Steller's jay (Cyanocitta stelleri) was officially adopted as the provincial bird of British Columbia in 1987. Steller's name is also attached to the Steller's sea eagle.

German-born naturalist Georg Wilhelm Steller (1709-1746) was one of the 46 men among Vitus Bering's original crew of 78 who lived through that first winter spent on the North Pacific Coast of North America by Europeans. A variety of the now extinct Great Northern Manatee (Hydrodamalis gigas), or sea cow, is named for him. Steller's sea cows measured up to 25 feet in length and 22 feet around, sometimes weighing more than 8,800 pounds. They were hunted relentlessly for their meat and were soon extinct.

Arrogant and intelligent, Steller was critical of the competency of Bering and his subordinates aboard the St. Petr. "They mocked, ridiculed and cast to the winds whatever was said by anyone not a seaman as if with the rules for navigation all science and powers of reasoning were spontaneously acquired."; Steller had to protest vociferously to Bering in order to be allowed to go ashore for ten frantic hours during which he assiduously recorded the remarkable array of new creatures. Steller's care and his provision of fresh greens and meat later enabled Sven Waxell and his son to survive the winter. Waxell subsequently oversaw the construction of a fragile ship from the wreckage of the St. Petr with which they managed to sail back to the Kamchatka mainland, returning 14 months after leaving port.
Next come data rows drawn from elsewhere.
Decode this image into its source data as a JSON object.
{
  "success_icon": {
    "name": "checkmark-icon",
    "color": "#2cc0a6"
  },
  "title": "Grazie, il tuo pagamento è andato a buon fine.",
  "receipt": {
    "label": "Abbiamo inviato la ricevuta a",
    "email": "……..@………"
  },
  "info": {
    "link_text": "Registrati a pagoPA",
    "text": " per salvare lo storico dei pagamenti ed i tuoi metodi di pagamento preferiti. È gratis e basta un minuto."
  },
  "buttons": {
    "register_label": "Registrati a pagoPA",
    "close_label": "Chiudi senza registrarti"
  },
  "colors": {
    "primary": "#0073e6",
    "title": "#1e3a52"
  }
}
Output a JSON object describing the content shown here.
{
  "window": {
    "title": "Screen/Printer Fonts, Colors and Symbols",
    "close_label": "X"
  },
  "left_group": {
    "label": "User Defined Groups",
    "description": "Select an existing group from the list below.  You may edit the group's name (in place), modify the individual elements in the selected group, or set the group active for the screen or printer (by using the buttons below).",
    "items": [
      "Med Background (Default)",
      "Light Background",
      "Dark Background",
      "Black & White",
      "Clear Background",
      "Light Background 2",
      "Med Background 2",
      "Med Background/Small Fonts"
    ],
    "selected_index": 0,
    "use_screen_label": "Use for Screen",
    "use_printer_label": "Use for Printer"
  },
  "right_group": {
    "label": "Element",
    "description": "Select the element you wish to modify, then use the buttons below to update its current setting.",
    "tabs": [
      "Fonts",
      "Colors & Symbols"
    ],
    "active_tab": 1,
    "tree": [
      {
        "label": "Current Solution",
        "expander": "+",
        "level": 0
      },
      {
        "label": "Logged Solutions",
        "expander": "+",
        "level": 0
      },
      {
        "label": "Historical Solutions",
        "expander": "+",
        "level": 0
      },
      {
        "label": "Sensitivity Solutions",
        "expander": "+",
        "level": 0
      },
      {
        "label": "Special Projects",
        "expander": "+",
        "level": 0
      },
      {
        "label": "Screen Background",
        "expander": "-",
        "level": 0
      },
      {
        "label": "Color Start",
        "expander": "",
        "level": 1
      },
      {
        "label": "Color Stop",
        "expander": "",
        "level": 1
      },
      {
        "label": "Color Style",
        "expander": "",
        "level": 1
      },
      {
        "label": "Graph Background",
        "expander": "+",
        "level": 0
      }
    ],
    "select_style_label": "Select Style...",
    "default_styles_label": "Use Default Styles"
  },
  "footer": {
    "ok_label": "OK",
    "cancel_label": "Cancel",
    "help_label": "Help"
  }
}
Like Waxell, Steller produced an account of the voyage, later published in 1793.

Steller's journal was discovered in the Russian archives in 1917 by Frank Golder.

Having arrived in Kamchatka in 1740, Steller survived the voyage of the St. Peter and returned in a salvaged hulk of the ship in September of 1742. In 1743 and 1744 he wrote a manuscript that was published in German 30 years after his death, at age 37, in 1746. This work was re-published in English in 2003.


Reise von Kamtschatka nach Amerika mit dem Commandeur-Capitån Bering: ein Pendant zu dessen Beschreibung von Kamtschatka (St. Petersburg: bey Johann Zacharias Logan, 1793).

Steller, Georg Wilhelm. Journal of a Voyage with Bering 1741-1742. The original 1743 manuscript edited and with an introduction by O. W. Frost; translated by Margritt A. Engel and O. W. Frost. (Stanford, California: Stanford University Press, 1988)

Stellar, George Wilhelm. Steller's History of Kamchatcka: Collected Information Concerning the History of Kamchatka, Its Peoples, Their Manners, Names, Lifestyles, and Various Customary Practices (University of Alaska Press, 2003). Translated by Margritt Engel & Karen Willmore. Volume 12, Rasmuson Library Historical Series.

[Alan Twigg / BCBW 2014] "1700-1800" "German"